▶ **WHAT IS BEING ASKED**: Exact duplicates of all the records are needed.

DATASET CONTENT below:

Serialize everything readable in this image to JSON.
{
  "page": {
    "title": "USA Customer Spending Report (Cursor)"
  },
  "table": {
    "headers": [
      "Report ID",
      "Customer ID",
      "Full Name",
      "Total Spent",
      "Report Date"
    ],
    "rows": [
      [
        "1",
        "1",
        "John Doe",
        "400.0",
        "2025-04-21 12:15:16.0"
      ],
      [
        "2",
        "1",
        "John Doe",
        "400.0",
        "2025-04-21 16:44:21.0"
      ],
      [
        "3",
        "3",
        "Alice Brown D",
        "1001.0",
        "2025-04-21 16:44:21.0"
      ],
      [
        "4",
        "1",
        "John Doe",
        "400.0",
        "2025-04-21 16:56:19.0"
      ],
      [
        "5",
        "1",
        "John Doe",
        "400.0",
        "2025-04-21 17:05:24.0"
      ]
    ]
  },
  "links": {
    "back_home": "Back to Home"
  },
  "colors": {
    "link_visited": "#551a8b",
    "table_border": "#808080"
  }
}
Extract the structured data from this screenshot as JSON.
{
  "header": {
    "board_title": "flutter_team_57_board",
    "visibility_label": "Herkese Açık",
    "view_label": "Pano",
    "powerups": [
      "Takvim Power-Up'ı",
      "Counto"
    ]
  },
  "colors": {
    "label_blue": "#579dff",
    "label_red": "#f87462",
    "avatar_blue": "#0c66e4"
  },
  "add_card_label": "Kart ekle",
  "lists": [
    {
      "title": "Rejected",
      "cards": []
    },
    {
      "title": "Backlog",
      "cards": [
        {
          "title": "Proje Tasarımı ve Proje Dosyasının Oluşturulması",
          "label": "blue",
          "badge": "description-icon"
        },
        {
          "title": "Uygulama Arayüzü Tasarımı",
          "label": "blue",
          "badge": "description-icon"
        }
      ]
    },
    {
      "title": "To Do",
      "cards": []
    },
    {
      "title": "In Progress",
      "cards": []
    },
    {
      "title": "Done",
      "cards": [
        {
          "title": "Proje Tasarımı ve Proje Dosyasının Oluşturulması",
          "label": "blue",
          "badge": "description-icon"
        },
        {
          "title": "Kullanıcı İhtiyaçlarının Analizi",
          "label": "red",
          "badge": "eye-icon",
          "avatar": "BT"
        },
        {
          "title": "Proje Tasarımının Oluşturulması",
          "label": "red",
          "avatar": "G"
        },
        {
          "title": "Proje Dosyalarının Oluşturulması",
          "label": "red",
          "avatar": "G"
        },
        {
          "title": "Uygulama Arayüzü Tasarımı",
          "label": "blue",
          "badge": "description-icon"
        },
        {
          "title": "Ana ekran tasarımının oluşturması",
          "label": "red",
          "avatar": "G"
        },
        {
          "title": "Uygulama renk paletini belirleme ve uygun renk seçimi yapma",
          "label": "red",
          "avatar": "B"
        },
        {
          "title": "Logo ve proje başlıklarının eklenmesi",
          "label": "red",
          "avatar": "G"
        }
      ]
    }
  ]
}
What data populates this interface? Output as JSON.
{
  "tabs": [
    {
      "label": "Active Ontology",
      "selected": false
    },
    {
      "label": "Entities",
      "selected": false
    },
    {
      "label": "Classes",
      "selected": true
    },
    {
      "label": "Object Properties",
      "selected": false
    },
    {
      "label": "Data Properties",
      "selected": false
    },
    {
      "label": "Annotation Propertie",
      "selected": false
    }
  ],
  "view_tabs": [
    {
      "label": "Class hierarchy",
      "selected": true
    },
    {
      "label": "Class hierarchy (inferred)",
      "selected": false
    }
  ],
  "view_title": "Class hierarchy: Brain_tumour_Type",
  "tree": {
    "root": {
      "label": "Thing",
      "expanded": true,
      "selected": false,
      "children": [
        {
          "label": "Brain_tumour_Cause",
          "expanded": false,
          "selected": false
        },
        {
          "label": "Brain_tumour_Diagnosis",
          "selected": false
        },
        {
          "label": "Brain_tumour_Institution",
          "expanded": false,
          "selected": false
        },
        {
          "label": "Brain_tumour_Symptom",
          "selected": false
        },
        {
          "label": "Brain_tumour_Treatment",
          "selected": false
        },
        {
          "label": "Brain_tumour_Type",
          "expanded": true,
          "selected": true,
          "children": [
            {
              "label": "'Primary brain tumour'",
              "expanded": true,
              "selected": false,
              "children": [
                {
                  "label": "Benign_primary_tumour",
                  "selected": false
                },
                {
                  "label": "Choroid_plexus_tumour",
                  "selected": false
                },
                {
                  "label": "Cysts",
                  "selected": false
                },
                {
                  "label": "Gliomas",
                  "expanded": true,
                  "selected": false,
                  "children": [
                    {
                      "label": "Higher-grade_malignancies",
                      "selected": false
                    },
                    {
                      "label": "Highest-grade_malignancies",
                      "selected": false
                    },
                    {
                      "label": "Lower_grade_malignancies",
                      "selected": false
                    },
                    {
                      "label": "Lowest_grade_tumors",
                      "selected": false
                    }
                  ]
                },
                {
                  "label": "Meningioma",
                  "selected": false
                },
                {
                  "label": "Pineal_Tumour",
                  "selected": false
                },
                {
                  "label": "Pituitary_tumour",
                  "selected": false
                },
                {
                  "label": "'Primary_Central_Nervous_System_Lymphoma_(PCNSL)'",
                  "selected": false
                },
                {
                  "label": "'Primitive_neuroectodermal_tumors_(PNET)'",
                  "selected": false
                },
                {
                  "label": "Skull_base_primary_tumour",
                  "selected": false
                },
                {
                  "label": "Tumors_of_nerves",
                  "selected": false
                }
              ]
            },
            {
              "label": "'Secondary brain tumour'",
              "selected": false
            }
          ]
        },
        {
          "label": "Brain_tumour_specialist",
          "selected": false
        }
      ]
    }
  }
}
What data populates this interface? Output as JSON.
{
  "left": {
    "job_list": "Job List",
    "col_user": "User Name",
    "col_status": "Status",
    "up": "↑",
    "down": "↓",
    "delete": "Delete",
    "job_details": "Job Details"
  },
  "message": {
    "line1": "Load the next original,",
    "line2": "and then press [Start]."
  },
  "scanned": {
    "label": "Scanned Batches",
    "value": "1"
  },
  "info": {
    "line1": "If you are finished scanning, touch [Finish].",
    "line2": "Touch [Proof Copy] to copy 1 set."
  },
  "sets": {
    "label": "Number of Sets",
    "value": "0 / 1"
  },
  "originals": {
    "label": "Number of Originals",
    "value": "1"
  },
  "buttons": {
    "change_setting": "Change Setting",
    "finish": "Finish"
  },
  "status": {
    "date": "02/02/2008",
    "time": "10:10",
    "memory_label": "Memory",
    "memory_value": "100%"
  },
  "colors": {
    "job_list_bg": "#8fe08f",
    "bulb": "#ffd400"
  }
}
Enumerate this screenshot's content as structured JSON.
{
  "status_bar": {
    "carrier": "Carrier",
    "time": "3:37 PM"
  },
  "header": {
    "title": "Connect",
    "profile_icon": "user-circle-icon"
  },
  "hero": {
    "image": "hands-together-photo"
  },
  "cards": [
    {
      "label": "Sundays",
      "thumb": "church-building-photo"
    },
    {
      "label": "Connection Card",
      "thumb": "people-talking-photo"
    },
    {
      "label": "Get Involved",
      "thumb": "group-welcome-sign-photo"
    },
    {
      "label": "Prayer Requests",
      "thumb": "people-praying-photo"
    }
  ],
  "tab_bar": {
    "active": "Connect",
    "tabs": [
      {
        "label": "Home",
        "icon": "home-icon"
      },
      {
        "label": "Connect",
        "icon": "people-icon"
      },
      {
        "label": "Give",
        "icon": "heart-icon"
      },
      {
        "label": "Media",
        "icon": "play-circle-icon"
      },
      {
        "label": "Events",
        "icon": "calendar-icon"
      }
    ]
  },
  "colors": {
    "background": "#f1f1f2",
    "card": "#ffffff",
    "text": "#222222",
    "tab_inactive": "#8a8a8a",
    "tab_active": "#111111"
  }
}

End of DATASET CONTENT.

▶ **ANSWER BOX**:
Serialize everything readable in this image to JSON.
{
  "page": {
    "title": "USA Customer Spending Report (Cursor)"
  },
  "table": {
    "headers": [
      "Report ID",
      "Customer ID",
      "Full Name",
      "Total Spent",
      "Report Date"
    ],
    "rows": [
      [
        "1",
        "1",
        "John Doe",
        "400.0",
        "2025-04-21 12:15:16.0"
      ],
      [
        "2",
        "1",
        "John Doe",
        "400.0",
        "2025-04-21 16:44:21.0"
      ],
      [
        "3",
        "3",
        "Alice Brown D",
        "1001.0",
        "2025-04-21 16:44:21.0"
      ],
      [
        "4",
        "1",
        "John Doe",
        "400.0",
        "2025-04-21 16:56:19.0"
      ],
      [
        "5",
        "1",
        "John Doe",
        "400.0",
        "2025-04-21 17:05:24.0"
      ]
    ]
  },
  "links": {
    "back_home": "Back to Home"
  },
  "colors": {
    "link_visited": "#551a8b",
    "table_border": "#808080"
  }
}
Extract the structured data from this screenshot as JSON.
{
  "header": {
    "board_title": "flutter_team_57_board",
    "visibility_label": "Herkese Açık",
    "view_label": "Pano",
    "powerups": [
      "Takvim Power-Up'ı",
      "Counto"
    ]
  },
  "colors": {
    "label_blue": "#579dff",
    "label_red": "#f87462",
    "avatar_blue": "#0c66e4"
  },
  "add_card_label": "Kart ekle",
  "lists": [
    {
      "title": "Rejected",
      "cards": []
    },
    {
      "title": "Backlog",
      "cards": [
        {
          "title": "Proje Tasarımı ve Proje Dosyasının Oluşturulması",
          "label": "blue",
          "badge": "description-icon"
        },
        {
          "title": "Uygulama Arayüzü Tasarımı",
          "label": "blue",
          "badge": "description-icon"
        }
      ]
    },
    {
      "title": "To Do",
      "cards": []
    },
    {
      "title": "In Progress",
      "cards": []
    },
    {
      "title": "Done",
      "cards": [
        {
          "title": "Proje Tasarımı ve Proje Dosyasının Oluşturulması",
          "label": "blue",
          "badge": "description-icon"
        },
        {
          "title": "Kullanıcı İhtiyaçlarının Analizi",
          "label": "red",
          "badge": "eye-icon",
          "avatar": "BT"
        },
        {
          "title": "Proje Tasarımının Oluşturulması",
          "label": "red",
          "avatar": "G"
        },
        {
          "title": "Proje Dosyalarının Oluşturulması",
          "label": "red",
          "avatar": "G"
        },
        {
          "title": "Uygulama Arayüzü Tasarımı",
          "label": "blue",
          "badge": "description-icon"
        },
        {
          "title": "Ana ekran tasarımının oluşturması",
          "label": "red",
          "avatar": "G"
        },
        {
          "title": "Uygulama renk paletini belirleme ve uygun renk seçimi yapma",
          "label": "red",
          "avatar": "B"
        },
        {
          "title": "Logo ve proje başlıklarının eklenmesi",
          "label": "red",
          "avatar": "G"
        }
      ]
    }
  ]
}
What data populates this interface? Output as JSON.
{
  "tabs": [
    {
      "label": "Active Ontology",
      "selected": false
    },
    {
      "label": "Entities",
      "selected": false
    },
    {
      "label": "Classes",
      "selected": true
    },
    {
      "label": "Object Properties",
      "selected": false
    },
    {
      "label": "Data Properties",
      "selected": false
    },
    {
      "label": "Annotation Propertie",
      "selected": false
    }
  ],
  "view_tabs": [
    {
      "label": "Class hierarchy",
      "selected": true
    },
    {
      "label": "Class hierarchy (inferred)",
      "selected": false
    }
  ],
  "view_title": "Class hierarchy: Brain_tumour_Type",
  "tree": {
    "root": {
      "label": "Thing",
      "expanded": true,
      "selected": false,
      "children": [
        {
          "label": "Brain_tumour_Cause",
          "expanded": false,
          "selected": false
        },
        {
          "label": "Brain_tumour_Diagnosis",
          "selected": false
        },
        {
          "label": "Brain_tumour_Institution",
          "expanded": false,
          "selected": false
        },
        {
          "label": "Brain_tumour_Symptom",
          "selected": false
        },
        {
          "label": "Brain_tumour_Treatment",
          "selected": false
        },
        {
          "label": "Brain_tumour_Type",
          "expanded": true,
          "selected": true,
          "children": [
            {
              "label": "'Primary brain tumour'",
              "expanded": true,
              "selected": false,
              "children": [
                {
                  "label": "Benign_primary_tumour",
                  "selected": false
                },
                {
                  "label": "Choroid_plexus_tumour",
                  "selected": false
                },
                {
                  "label": "Cysts",
                  "selected": false
                },
                {
                  "label": "Gliomas",
                  "expanded": true,
                  "selected": false,
                  "children": [
                    {
                      "label": "Higher-grade_malignancies",
                      "selected": false
                    },
                    {
                      "label": "Highest-grade_malignancies",
                      "selected": false
                    },
                    {
                      "label": "Lower_grade_malignancies",
                      "selected": false
                    },
                    {
                      "label": "Lowest_grade_tumors",
                      "selected": false
                    }
                  ]
                },
                {
                  "label": "Meningioma",
                  "selected": false
                },
                {
                  "label": "Pineal_Tumour",
                  "selected": false
                },
                {
                  "label": "Pituitary_tumour",
                  "selected": false
                },
                {
                  "label": "'Primary_Central_Nervous_System_Lymphoma_(PCNSL)'",
                  "selected": false
                },
                {
                  "label": "'Primitive_neuroectodermal_tumors_(PNET)'",
                  "selected": false
                },
                {
                  "label": "Skull_base_primary_tumour",
                  "selected": false
                },
                {
                  "label": "Tumors_of_nerves",
                  "selected": false
                }
              ]
            },
            {
              "label": "'Secondary brain tumour'",
              "selected": false
            }
          ]
        },
        {
          "label": "Brain_tumour_specialist",
          "selected": false
        }
      ]
    }
  }
}
What data populates this interface? Output as JSON.
{
  "left": {
    "job_list": "Job List",
    "col_user": "User Name",
    "col_status": "Status",
    "up": "↑",
    "down": "↓",
    "delete": "Delete",
    "job_details": "Job Details"
  },
  "message": {
    "line1": "Load the next original,",
    "line2": "and then press [Start]."
  },
  "scanned": {
    "label": "Scanned Batches",
    "value": "1"
  },
  "info": {
    "line1": "If you are finished scanning, touch [Finish].",
    "line2": "Touch [Proof Copy] to copy 1 set."
  },
  "sets": {
    "label": "Number of Sets",
    "value": "0 / 1"
  },
  "originals": {
    "label": "Number of Originals",
    "value": "1"
  },
  "buttons": {
    "change_setting": "Change Setting",
    "finish": "Finish"
  },
  "status": {
    "date": "02/02/2008",
    "time": "10:10",
    "memory_label": "Memory",
    "memory_value": "100%"
  },
  "colors": {
    "job_list_bg": "#8fe08f",
    "bulb": "#ffd400"
  }
}
Enumerate this screenshot's content as structured JSON.
{
  "status_bar": {
    "carrier": "Carrier",
    "time": "3:37 PM"
  },
  "header": {
    "title": "Connect",
    "profile_icon": "user-circle-icon"
  },
  "hero": {
    "image": "hands-together-photo"
  },
  "cards": [
    {
      "label": "Sundays",
      "thumb": "church-building-photo"
    },
    {
      "label": "Connection Card",
      "thumb": "people-talking-photo"
    },
    {
      "label": "Get Involved",
      "thumb": "group-welcome-sign-photo"
    },
    {
      "label": "Prayer Requests",
      "thumb": "people-praying-photo"
    }
  ],
  "tab_bar": {
    "active": "Connect",
    "tabs": [
      {
        "label": "Home",
        "icon": "home-icon"
      },
      {
        "label": "Connect",
        "icon": "people-icon"
      },
      {
        "label": "Give",
        "icon": "heart-icon"
      },
      {
        "label": "Media",
        "icon": "play-circle-icon"
      },
      {
        "label": "Events",
        "icon": "calendar-icon"
      }
    ]
  },
  "colors": {
    "background": "#f1f1f2",
    "card": "#ffffff",
    "text": "#222222",
    "tab_inactive": "#8a8a8a",
    "tab_active": "#111111"
  }
}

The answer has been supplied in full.